Return all of the data verbatim, dropping any picture.

Dataset rows for apps and sites:
------------------------------------------------
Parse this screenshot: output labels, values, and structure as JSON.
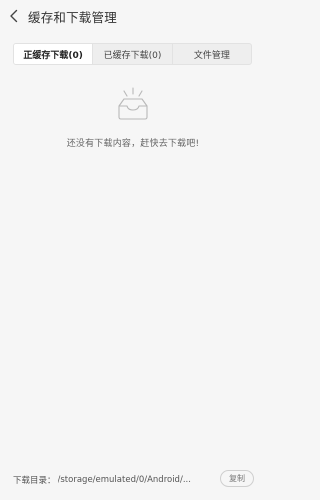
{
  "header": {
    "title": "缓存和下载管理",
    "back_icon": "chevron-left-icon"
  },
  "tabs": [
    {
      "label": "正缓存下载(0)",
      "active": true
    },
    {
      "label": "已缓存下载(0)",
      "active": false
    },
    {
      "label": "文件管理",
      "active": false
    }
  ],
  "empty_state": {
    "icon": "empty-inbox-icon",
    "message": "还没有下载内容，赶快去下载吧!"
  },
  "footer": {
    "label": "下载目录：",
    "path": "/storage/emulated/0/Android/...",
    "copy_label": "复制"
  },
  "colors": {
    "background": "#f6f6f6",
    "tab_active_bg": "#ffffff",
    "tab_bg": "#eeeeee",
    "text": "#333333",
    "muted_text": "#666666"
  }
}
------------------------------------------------
**EXERCISE ANSWER**.
Parse this screenshot: output labels, values, and structure as JSON.
{
  "header": {
    "title": "缓存和下载管理",
    "back_icon": "chevron-left-icon"
  },
  "tabs": [
    {
      "label": "正缓存下载(0)",
      "active": true
    },
    {
      "label": "已缓存下载(0)",
      "active": false
    },
    {
      "label": "文件管理",
      "active": false
    }
  ],
  "empty_state": {
    "icon": "empty-inbox-icon",
    "message": "还没有下载内容，赶快去下载吧!"
  },
  "footer": {
    "label": "下载目录：",
    "path": "/storage/emulated/0/Android/...",
    "copy_label": "复制"
  },
  "colors": {
    "background": "#f6f6f6",
    "tab_active_bg": "#ffffff",
    "tab_bg": "#eeeeee",
    "text": "#333333",
    "muted_text": "#666666"
  }
}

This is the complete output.